There’s still work to be done to recover from what essentially is a lost decade for tourism, including persuading visitors that the TV images of a storm-ravaged city are history, or that the Big Easy is more than the hard-partying French Quarter they remember from college.
“Katrina forced us all to consider what it would be like to not get to live in or travel back to New Orleans,” says Kristin Shannon, the general manager of the Orpheum Theater.
Tourism officials are upbeat about the future. Melvin Rodrigue, the chief executive of Galatoire’s family of restaurants and a board member of the New Orleans Convention Center, says the city has “never been more vibrant” than it is now.
“There’s been a great influx of investment in the community,” he adds. “Tourism and other sectors are growing. As a hospitality industry we are united, with a more focused vision, and the growth shows it.”
Pesky stereotypes endure
But Tenney Flynn, the owner of the New Orleans seafood restaurant GW Fins, says visitors to the Big Easy have long memories. “People ask if we have recovered from Katrina, like it was 6 months ago instead of 10 years ago,” he says.
In numerous interviews with New Orleans hospitality insiders, it becomes clear that while the city’s tourism infrastructure has made remarkable strides toward recovery, the city’s visitors often still think of it as a damaged destination.
“Many people think that the city hasn’t recovered from Katrina for visitors,” says David Rimmer, the president of a private aviation firm who has been doing business there since the 1980s.
Others can’t wrap their heads around the fact that New Orleans has changed, and largely for the better.

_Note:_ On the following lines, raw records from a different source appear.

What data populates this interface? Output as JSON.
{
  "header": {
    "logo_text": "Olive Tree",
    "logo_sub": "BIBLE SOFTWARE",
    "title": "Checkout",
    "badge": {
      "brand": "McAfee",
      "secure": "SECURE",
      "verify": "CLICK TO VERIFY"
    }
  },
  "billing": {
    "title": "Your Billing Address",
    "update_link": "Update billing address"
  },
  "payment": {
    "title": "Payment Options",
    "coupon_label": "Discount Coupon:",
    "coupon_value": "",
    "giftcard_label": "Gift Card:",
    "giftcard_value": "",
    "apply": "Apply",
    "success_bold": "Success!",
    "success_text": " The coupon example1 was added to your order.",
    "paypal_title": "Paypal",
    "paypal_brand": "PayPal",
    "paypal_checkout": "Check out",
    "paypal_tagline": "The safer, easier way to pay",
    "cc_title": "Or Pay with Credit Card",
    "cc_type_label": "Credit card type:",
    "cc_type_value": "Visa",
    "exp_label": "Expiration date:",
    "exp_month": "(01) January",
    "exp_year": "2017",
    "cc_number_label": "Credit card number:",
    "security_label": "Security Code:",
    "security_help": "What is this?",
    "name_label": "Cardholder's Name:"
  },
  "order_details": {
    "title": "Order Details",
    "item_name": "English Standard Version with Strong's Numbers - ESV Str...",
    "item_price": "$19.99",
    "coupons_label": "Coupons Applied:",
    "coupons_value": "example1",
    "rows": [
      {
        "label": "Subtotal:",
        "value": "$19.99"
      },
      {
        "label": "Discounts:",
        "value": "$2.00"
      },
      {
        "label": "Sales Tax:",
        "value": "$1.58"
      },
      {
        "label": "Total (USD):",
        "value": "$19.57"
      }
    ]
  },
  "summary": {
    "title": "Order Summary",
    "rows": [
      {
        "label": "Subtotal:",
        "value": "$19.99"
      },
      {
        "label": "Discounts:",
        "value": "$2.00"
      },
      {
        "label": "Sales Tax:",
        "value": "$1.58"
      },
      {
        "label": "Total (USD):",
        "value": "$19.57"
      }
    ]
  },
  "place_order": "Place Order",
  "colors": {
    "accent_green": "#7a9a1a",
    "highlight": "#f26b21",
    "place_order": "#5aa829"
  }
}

The city today has a more upscale and family-friendly vibe than it did before the hurricane. For these visitors, “New Orleans only means Bourbon Street and folks walking around with red plastic cups,” says Hank Torbert, a New Orleans-based private equity investor. “No city should be distinguished by a single street and that’s not what New Orleans is, either.”
A long road ahead
No two ways about it, New Orleans has lost a decade, at least when it comes to tourism. While other destinations have expanded, the Big Easy is back to square one.
The Orpheum is a case in point. The almost century-old Beaux Arts theater in the heart of New Orleans’ Central Business District has sat dormant since 2005, when failed levees allowed floodwaters to enter the building. Two days before the anniversary of Katrina, the newly-restored Orpheum will finally re-open. Upcoming concerts include performances by Wilco, Dwight Yoakam, Chick Corea and Bela Fleck.
“The Orpheum Theater is an inspiring story of passionate individuals resurrecting a piece of New Orleans history that was almost lost,” says Shannon, the Orpheum’s GM.
It’s unlikely the city will stay here for long. Katrina infused the city’s DNA with resilience. The city is full of stories of a hospitality industry that refused to give up after the hurricane, even when it looked as if all was lost. One of the most frequently cited anecdotes is the story of the Red Fish Grill, the first restaurant permitted to reopen after the storm. That was no small feat for owner Ralph Brennan and his crew.
“It’s been a decade of resiliency and opportunity,” says Brennan, “of learning and accomplishment.”
For tourists like Jamila Jabulani, who visited New Orleans both before and after Katrina, there is an almost palpable sense that the city still has a way to go down that road before it is truly back, in every sense of the word. Jabulani, who works as a civic engagement consultant in Los Angeles, says before the storm the city felt “vibrant and inviting.” But afterwards, as a volunteer helping with relief efforts in the city’s storm-battered 9th Ward, she said it felt somber, yet determined to pull through.
As the anniversary of Katrina approaches, the somber has faded, but the determination remains. Today, it is part of the city’s DNA.
Yes, New Orleans is back. But it still has a long way to go.